This month’s topic for the PF Bloggers Network Group Writing Project is “Rich People Gone Broke.” Our chosen subject for this project is Wolfgang Mozart, one of the greatest composers that ever lived. While a genius in everything musical, he was less lucky when it came to money management.
Prodigy and Breadwinner
Mozart first went to work at the age of five. As a child prodigy, he traveled extensively and made a living as performer, composer, conductor and curiosity. These travels were documented by his family’s letters to their friends in Salzburg.
At first Leopold proudly related the enormous sums of money earned by his children, especially Wolfgang, and described the generous (resalable) gifts they received from kings and princes. Then he got wise and began to conceal their earnings, claiming that they made virtually no profit after expenses. This later strategy made it hard for us to know the exact amount of Wolfgang’s earnings, but it was surely a fortune. In addition to cash, the gifts accumulated on these journeys were mostly made of gold and were described by a friend to resemble a church treasury.
Until age 23, Wolfgang Mozart increased his family’s wealth on journeys in Austria, England, Italy, Paris, and other places where he was often received by royalty and nobility. If they did not collect enough gifts at one location, Leopold sold tickets to the public to hear his children perform—anything to make a buck . . or a florin. But this venue lost him some patronage because the upper class didn’t want anything the commoners had.
Although Leopold successfully concealed the earning of his children, it is clear that Wolfgang Mozart was the primary breadwinner of his family, and as such was jealously guarded from theft.
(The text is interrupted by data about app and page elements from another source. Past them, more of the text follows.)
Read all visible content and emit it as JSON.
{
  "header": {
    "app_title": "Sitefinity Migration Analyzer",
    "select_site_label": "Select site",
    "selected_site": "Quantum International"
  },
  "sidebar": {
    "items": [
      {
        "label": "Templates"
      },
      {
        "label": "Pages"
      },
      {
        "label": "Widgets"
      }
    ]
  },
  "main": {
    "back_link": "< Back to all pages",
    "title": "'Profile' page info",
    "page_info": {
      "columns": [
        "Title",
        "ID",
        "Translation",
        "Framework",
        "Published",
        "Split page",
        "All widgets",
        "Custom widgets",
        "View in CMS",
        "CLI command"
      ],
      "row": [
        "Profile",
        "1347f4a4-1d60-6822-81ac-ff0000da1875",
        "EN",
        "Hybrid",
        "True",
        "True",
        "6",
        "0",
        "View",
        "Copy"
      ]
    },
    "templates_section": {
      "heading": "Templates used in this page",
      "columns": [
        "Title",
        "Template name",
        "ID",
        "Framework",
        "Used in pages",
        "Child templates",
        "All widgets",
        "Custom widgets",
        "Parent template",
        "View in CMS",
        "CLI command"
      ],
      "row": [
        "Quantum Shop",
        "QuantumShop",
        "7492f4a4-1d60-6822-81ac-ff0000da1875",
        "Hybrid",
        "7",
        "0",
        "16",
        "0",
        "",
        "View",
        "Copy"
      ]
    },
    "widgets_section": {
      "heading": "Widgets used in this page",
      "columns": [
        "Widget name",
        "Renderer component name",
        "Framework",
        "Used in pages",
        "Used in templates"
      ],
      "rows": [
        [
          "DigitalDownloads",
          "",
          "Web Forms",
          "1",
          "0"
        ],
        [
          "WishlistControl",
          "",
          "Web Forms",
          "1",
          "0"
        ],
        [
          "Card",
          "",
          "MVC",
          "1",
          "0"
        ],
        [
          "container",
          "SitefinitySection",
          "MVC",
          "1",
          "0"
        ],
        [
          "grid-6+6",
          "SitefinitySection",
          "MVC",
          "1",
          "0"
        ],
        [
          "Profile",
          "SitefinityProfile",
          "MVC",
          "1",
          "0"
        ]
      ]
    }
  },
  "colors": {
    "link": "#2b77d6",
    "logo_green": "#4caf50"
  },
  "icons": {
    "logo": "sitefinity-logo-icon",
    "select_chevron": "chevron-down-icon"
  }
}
His trips were always chaperoned by one or both parents, his father constantly warned him about the deceitful and ensnaring nature of women, and his mother whisked him off to Paris (at the orders of his father) to save him from a girl he desperately wanted to marry.
Rebellion and High Living
“I could not go about Vienna looking like a tramp, particularly just at this time. My linen was pitiable; no servant here has shirts of such coarse stuff as mine, — and that certainly is a frightful thing for a man. Consequently there were again expenditures.” – Vienna, September 5, 1781, in a letter to his father